The task
Each line of the data below that carries the word "kind" needs to be copied.
══ Listed entries
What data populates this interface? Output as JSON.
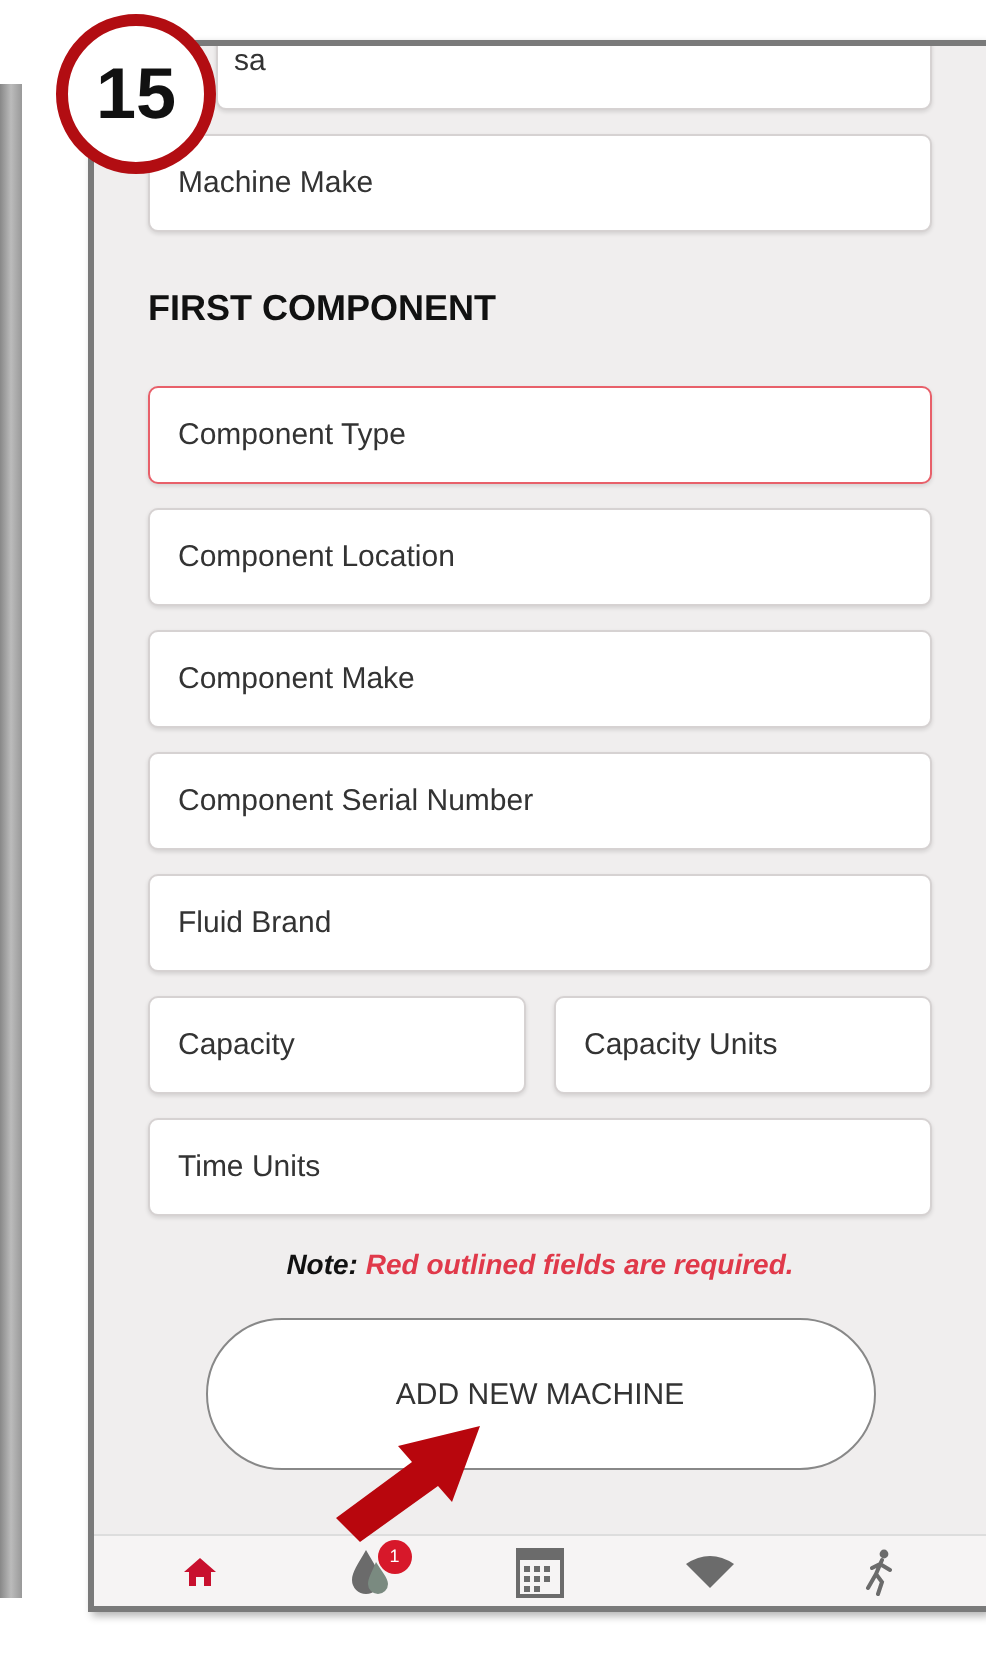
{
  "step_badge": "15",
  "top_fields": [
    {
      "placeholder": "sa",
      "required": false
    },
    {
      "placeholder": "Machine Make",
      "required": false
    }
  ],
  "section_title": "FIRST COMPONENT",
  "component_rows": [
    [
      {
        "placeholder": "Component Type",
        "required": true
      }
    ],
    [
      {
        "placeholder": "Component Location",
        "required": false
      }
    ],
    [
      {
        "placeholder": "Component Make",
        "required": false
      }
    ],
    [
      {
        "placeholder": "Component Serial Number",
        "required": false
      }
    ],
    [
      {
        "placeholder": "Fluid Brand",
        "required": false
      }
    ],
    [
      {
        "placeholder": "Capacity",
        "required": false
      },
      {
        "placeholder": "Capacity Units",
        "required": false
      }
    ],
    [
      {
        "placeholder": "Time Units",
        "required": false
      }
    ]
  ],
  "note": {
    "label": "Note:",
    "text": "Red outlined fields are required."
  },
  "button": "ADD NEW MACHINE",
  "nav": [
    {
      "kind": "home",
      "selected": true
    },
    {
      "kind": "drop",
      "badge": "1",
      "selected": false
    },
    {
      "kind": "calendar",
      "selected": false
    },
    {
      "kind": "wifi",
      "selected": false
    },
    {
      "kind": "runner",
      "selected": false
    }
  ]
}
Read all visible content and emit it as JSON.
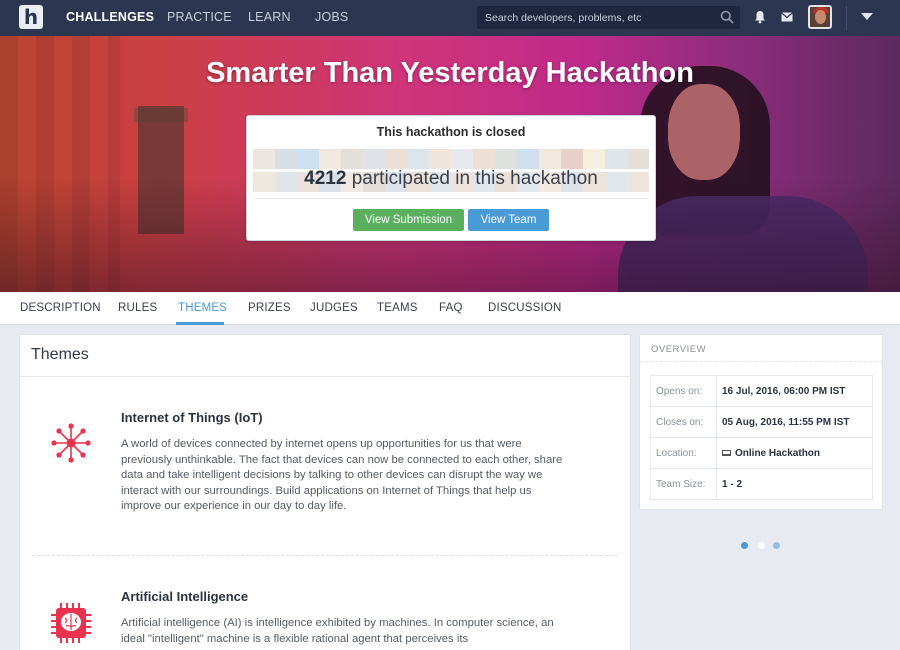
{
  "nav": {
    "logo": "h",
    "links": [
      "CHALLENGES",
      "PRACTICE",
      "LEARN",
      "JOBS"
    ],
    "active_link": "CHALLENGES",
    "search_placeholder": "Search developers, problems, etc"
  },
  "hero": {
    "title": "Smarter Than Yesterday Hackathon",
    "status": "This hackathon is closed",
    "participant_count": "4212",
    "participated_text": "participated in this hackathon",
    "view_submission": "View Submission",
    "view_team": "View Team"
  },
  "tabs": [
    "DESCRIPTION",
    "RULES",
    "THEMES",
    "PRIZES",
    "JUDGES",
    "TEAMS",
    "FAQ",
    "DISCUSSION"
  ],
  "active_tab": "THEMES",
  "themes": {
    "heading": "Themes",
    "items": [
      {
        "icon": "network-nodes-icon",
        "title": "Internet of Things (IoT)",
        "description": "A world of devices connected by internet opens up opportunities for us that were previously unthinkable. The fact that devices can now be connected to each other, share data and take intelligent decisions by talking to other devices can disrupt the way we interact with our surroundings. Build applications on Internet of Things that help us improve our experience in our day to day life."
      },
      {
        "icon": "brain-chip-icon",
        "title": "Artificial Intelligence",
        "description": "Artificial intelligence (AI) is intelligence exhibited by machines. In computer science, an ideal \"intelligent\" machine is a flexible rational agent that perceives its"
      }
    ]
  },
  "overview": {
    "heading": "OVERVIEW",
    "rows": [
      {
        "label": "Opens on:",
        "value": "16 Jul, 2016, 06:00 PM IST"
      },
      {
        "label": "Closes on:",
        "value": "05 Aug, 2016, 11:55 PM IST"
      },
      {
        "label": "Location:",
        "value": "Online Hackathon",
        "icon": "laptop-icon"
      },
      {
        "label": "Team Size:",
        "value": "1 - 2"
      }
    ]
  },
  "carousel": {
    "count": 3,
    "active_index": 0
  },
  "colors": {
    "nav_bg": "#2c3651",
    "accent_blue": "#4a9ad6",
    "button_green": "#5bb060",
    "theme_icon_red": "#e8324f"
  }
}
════
Expected answer
      "kind": "home",
      "kind": "drop",
      "kind": "calendar",
      "kind": "wifi",
      "kind": "runner",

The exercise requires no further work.